Armed and Dangerous!

Look out, bugs, no rock will be left unturned!

Okay, that's not true.

Sampling for biological indicators of water quality, i.e. aquatic "bugs," commenced on Friday, September 9, 2011.  Great day!  From left: Kevin Lucey, Restoration Coordinator, Coastal Program, NHDES; Jean Eno, Winnicut Project Director, New Hampshire Rivers Council; Sally Soule, Supervisor, Coastal Watershed Assistance Section, NHDES; and, Andrew Gould, biologist, Coastal Program, NHDES

Biological monitoring begins!

With September here and only two water quality sampling days to go, the time is right for sampling aquatic insects in various streams and sections of the Winnicut River.  So far, we have identified four areas where there's potential for sampling.  This site, which is part of some conserved land in Stratham, certainly makes this kind of work all the more worth it!
Standing on a Volkswagon-size boulder, looking south (upstream).  This ~200' section will be perfect for "scrubbing for bugs" (lifting rocks and looking underneath!) as it has many of the conditions that are suitable for them: shallow, flowing current, and lots of rocks, gravel and sand for a riverbed.  "Riffles" are what we look for--water splashing over rocks.

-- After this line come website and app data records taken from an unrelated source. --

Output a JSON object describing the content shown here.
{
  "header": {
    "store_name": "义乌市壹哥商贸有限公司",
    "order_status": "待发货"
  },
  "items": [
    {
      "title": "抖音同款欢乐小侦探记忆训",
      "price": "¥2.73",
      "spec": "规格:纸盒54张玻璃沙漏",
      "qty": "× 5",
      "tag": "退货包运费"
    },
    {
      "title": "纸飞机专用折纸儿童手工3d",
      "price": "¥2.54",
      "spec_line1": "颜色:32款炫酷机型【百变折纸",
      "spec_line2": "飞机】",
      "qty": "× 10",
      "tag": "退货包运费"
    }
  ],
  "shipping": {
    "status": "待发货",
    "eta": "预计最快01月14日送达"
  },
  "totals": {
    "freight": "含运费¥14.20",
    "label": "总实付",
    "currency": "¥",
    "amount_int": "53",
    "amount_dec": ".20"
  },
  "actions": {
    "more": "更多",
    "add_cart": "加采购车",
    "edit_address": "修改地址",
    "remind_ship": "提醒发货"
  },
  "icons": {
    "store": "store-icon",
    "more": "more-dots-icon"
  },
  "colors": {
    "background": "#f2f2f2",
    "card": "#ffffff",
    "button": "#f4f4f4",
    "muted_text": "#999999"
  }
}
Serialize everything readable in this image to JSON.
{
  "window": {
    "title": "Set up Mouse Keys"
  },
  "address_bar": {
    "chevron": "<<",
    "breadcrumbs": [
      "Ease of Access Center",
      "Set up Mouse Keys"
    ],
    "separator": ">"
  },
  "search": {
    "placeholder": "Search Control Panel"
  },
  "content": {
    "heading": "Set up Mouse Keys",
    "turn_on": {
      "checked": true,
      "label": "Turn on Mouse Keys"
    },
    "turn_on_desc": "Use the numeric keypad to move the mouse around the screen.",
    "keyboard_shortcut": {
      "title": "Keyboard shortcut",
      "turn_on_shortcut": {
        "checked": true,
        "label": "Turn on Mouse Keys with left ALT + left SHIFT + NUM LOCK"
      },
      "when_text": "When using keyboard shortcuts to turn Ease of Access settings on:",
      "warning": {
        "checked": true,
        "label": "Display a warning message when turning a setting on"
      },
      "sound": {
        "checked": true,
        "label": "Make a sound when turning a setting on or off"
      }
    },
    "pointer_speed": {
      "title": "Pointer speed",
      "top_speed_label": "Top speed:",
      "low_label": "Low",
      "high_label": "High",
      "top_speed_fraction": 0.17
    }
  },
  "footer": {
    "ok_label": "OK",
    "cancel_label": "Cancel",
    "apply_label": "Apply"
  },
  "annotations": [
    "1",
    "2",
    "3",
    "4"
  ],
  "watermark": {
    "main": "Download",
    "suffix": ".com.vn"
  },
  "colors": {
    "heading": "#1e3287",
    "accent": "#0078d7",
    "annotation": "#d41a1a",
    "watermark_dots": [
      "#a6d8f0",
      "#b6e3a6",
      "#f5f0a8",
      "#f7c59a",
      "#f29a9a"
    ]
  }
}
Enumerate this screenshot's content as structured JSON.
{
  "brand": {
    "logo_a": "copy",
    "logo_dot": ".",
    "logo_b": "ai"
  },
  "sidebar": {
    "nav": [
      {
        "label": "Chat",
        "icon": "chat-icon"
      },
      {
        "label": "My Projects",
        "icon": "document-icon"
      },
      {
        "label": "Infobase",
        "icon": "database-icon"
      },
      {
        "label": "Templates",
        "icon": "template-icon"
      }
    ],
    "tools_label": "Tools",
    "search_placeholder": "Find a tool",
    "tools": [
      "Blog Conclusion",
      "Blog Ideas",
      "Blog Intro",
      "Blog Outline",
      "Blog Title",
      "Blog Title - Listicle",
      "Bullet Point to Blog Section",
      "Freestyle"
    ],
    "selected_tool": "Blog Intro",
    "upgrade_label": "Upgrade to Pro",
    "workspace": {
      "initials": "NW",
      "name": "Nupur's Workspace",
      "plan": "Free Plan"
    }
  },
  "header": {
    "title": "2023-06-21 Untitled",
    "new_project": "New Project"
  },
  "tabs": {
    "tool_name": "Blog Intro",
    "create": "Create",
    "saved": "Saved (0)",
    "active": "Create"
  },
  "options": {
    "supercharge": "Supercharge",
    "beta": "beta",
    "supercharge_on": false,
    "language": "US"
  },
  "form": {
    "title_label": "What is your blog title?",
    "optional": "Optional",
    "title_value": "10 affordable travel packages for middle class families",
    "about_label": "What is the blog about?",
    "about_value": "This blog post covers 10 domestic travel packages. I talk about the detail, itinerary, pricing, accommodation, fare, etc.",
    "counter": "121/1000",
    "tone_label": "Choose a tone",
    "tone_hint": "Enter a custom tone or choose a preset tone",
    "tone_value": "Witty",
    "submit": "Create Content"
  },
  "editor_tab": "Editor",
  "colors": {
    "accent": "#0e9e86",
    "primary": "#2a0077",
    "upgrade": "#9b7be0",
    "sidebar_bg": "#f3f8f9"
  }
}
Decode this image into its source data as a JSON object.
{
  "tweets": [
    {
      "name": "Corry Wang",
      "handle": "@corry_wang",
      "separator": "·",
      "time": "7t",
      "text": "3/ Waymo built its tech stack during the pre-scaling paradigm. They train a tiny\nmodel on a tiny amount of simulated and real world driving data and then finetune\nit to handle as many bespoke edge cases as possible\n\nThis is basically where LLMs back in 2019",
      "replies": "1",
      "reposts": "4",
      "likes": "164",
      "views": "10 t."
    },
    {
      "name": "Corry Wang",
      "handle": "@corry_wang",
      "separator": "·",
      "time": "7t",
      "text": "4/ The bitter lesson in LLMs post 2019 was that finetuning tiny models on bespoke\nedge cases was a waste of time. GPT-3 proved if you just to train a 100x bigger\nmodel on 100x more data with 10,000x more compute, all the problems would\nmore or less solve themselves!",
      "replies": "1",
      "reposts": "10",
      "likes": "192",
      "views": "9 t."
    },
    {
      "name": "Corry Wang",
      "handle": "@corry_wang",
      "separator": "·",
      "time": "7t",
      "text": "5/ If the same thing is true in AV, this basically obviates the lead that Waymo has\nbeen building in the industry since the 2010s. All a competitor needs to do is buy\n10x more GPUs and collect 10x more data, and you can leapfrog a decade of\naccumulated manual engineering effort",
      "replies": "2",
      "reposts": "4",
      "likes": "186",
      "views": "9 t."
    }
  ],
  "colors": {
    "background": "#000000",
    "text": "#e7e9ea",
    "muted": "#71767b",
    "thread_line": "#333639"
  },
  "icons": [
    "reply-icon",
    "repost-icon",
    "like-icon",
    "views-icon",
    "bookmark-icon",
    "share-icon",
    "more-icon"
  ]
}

Exeter volunteer David Loch, who has a background in biology and macroinvertebrate sampling (macroinvertebrates are large aquatic organisms), assesses the center of the river's current.

Monday, September 5, 2011

WRWC at EPA OSV Bold "Open Boat" day

While hot and humid on Sunday, many people visited the OSV Bold.  Guests to the WRWC table received fun stickers, Iams dog bones, and doggie waste baggies for pledging to pick up after their pet!
Lots of new hands were added to the 'Just One Hand' board, with more than 40 new pledges collected by day's end.

We were welcomed aboard in the truest of gracious hosting.  Chef Amanda knocked out a luncheon buffet to suit all dietary requirements, and her dessert table--complete with tartlets and cheesecakes and cupcakes--was scrumptious!